The aim of this paper is to consider how ‘Now and So’ can be now and so. The theory of social systems as a second order observer observes the phase ‘Now and So’ in system time of a first order observer because it is always a blind spot for the first order observer. For this purpose, (1) I will formulate the theory of social systems by Niklas Luhmann as “Sociological Phenomenology”: Parallel to consciousnesses, social systems are observed not as things but as subjects in the world. However, (2) contrary to phenomenological sociology, I start not from ‘the problem of meaning is a problem of time’ but from ‘the problem of time is a problem of meaning’. This means that system time is a meaningful construction. Finally, (3) I show that the phase ‘Now and So’ can be now and so through the distinction of past/future. In whole system time, an event as an element of the system can appear and disappear in the present.
This paper investigates how discourse as an analytical framework can be constructed in the development of Michel Foucault's analyses. By doing so, the paper argues that multiple frameworks exist in analysis using the discourse. Moreover, the paper shows that the analytical method used and the character of the discourse in question rely on the researcher's understanding of the mechanism of society, as well as on his attempt to strategize discourse as an analysis framework to better understand social phenomenon. Given these points, a discourse should be understood in relation to the object of analysis. Therefore, the methodological concern should shift from explaining the nature of discourse analysis to assessing the analytical feasibility of the discourse.
The aim of this paper is to rethink public sphere in the age of globalization by examining the dialogue between Fraser and Honneth [Fraser, N. & Honneth, A. 2003]. Firstly, this paper examines Fraser's “the political” and Honneth's “moral sensitivity” and “cooperation”, and secondly compare these concepts. In conclusion, this paper inidicate “participation parity” and “solidarity” as key concepts to take part in political dicision-making.
This paper addresses two francophones who had penetrating insights into the unshakable bonds that exist in market economy societies. One was a native of Geneva, the early 19th century anti-classical economist J.-C.-L. Simonde de Sismondi; the other was of Jewish origin and a modern founder of sociology É. Durkheim.

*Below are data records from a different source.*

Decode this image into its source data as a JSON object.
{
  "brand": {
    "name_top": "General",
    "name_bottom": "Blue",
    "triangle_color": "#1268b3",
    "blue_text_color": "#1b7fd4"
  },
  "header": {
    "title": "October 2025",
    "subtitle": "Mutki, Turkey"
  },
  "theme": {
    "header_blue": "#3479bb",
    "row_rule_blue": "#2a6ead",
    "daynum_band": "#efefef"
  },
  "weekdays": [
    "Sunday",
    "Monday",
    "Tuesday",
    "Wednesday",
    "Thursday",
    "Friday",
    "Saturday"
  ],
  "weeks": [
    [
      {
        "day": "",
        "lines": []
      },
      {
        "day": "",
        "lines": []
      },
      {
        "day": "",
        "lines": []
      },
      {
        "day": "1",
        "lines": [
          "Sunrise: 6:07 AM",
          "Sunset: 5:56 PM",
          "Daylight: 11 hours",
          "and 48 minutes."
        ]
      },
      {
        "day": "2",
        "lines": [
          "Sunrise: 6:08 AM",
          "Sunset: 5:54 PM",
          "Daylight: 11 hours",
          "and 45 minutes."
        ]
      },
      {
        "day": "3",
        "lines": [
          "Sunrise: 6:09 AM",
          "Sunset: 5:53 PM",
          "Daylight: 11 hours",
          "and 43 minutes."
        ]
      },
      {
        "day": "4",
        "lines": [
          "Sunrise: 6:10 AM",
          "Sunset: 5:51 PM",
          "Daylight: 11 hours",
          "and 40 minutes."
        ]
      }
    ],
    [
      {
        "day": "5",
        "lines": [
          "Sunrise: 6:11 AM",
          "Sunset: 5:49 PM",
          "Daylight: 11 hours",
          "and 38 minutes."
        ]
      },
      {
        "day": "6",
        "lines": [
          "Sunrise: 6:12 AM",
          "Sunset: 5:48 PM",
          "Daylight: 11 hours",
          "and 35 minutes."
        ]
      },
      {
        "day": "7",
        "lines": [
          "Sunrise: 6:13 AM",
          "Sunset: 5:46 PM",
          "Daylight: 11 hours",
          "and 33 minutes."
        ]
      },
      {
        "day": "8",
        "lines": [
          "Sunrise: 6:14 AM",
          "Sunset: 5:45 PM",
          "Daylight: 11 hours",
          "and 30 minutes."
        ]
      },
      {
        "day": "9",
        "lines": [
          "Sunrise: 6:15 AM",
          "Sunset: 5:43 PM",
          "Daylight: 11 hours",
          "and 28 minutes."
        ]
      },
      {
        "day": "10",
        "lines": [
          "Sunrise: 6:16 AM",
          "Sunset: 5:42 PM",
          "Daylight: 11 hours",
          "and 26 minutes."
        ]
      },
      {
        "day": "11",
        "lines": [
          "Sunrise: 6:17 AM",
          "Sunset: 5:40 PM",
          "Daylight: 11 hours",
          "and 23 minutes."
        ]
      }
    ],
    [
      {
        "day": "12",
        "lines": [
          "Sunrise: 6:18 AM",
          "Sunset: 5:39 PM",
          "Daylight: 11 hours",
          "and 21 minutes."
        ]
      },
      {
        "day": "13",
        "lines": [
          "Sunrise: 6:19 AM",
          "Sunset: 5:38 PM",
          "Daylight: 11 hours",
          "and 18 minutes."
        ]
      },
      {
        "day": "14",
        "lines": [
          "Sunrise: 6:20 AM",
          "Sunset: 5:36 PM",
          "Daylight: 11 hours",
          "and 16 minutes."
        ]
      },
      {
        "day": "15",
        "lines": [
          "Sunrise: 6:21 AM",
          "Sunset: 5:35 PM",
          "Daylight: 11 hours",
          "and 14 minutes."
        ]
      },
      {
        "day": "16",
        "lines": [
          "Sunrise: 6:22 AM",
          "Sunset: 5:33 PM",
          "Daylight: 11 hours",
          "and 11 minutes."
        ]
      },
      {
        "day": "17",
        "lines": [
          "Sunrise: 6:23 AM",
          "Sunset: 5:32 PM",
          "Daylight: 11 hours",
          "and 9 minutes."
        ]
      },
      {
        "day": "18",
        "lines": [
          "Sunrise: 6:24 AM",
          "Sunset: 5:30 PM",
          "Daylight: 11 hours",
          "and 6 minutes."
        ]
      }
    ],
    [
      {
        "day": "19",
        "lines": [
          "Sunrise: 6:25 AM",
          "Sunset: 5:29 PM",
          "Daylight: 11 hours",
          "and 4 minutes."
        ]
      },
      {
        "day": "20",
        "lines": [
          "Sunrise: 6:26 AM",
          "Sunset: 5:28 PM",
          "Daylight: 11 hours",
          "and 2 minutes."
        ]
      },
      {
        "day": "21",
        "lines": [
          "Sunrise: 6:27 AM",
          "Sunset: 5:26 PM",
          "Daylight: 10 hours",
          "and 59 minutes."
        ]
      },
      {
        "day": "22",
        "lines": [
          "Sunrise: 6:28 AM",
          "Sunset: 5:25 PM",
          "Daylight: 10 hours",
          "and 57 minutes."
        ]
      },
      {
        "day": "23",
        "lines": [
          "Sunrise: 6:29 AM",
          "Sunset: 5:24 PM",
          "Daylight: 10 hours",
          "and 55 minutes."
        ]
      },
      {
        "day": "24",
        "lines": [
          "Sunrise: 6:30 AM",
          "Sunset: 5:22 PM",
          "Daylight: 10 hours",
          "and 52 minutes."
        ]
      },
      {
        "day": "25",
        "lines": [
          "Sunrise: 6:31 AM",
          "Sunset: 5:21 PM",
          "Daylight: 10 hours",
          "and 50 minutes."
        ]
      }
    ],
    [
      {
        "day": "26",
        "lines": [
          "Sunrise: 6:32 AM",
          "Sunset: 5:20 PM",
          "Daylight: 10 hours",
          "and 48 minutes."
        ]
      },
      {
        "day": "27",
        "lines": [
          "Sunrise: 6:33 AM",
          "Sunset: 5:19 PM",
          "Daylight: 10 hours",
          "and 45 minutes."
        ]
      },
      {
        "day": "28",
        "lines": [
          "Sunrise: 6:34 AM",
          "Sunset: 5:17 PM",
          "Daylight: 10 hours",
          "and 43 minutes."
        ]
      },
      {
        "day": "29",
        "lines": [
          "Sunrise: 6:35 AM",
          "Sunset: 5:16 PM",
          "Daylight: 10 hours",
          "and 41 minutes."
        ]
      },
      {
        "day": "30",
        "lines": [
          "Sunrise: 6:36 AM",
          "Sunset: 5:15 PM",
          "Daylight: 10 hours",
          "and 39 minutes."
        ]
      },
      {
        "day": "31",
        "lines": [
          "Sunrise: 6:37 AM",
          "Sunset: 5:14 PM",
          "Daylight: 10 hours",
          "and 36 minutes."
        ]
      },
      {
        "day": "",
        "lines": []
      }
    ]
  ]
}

In his Socialisme, Durkheim deals with Sismondi's analysis of economic crisis but makes no mention of his proposals for reconstructing the corporation. Similarly Durkheim explored the role of the corporation as an agent in producing social integration without reference of Sismondi's proposals for restructuring. Based on this point, we make an attempt to examine the similarities and differences in their ideas concerning the crisis of solidarité in a market economy society and compare their views of the corporation. This attempt is inherently a preliminary step in apprehending the history of French sociological thought and the development of its understanding of solidarité.